§ **Problem**
Repeat every line that appears below, with nothing altered.

§ **Records excerpted from a collection**
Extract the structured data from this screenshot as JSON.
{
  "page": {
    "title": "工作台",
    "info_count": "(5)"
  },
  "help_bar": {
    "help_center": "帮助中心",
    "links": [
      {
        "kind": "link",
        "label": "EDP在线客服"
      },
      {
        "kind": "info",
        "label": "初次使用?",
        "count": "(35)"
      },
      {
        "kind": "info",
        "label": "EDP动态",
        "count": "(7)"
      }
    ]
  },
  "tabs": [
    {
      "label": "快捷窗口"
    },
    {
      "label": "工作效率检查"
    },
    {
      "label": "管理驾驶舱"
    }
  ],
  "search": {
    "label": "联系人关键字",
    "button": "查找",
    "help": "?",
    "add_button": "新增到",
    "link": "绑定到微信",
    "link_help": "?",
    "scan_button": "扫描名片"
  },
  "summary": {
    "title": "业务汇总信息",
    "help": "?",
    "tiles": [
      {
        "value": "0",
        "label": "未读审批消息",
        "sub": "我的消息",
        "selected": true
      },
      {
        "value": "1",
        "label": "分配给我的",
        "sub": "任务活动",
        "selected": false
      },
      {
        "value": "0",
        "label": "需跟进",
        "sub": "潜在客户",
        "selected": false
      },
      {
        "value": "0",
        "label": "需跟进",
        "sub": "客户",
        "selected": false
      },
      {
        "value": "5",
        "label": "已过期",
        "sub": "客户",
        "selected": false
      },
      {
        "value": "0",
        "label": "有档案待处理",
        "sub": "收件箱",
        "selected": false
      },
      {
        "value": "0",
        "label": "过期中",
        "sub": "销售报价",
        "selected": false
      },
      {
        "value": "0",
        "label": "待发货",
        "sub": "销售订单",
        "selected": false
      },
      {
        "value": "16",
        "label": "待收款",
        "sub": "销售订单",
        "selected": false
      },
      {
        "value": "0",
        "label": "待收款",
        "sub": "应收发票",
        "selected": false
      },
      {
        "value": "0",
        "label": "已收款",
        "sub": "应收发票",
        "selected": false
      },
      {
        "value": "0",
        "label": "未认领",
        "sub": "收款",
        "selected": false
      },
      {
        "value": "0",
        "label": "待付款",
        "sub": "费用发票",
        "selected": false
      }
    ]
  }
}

§ **Problem solution**
Extract the structured data from this screenshot as JSON.
{
  "page": {
    "title": "工作台",
    "info_count": "(5)"
  },
  "help_bar": {
    "help_center": "帮助中心",
    "links": [
      {
        "kind": "link",
        "label": "EDP在线客服"
      },
      {
        "kind": "info",
        "label": "初次使用?",
        "count": "(35)"
      },
      {
        "kind": "info",
        "label": "EDP动态",
        "count": "(7)"
      }
    ]
  },
  "tabs": [
    {
      "label": "快捷窗口"
    },
    {
      "label": "工作效率检查"
    },
    {
      "label": "管理驾驶舱"
    }
  ],
  "search": {
    "label": "联系人关键字",
    "button": "查找",
    "help": "?",
    "add_button": "新增到",
    "link": "绑定到微信",
    "link_help": "?",
    "scan_button": "扫描名片"
  },
  "summary": {
    "title": "业务汇总信息",
    "help": "?",
    "tiles": [
      {
        "value": "0",
        "label": "未读审批消息",
        "sub": "我的消息",
        "selected": true
      },
      {
        "value": "1",
        "label": "分配给我的",
        "sub": "任务活动",
        "selected": false
      },
      {
        "value": "0",
        "label": "需跟进",
        "sub": "潜在客户",
        "selected": false
      },
      {
        "value": "0",
        "label": "需跟进",
        "sub": "客户",
        "selected": false
      },
      {
        "value": "5",
        "label": "已过期",
        "sub": "客户",
        "selected": false
      },
      {
        "value": "0",
        "label": "有档案待处理",
        "sub": "收件箱",
        "selected": false
      },
      {
        "value": "0",
        "label": "过期中",
        "sub": "销售报价",
        "selected": false
      },
      {
        "value": "0",
        "label": "待发货",
        "sub": "销售订单",
        "selected": false
      },
      {
        "value": "16",
        "label": "待收款",
        "sub": "销售订单",
        "selected": false
      },
      {
        "value": "0",
        "label": "待收款",
        "sub": "应收发票",
        "selected": false
      },
      {
        "value": "0",
        "label": "已收款",
        "sub": "应收发票",
        "selected": false
      },
      {
        "value": "0",
        "label": "未认领",
        "sub": "收款",
        "selected": false
      },
      {
        "value": "0",
        "label": "待付款",
        "sub": "费用发票",
        "selected": false
      }
    ]
  }
}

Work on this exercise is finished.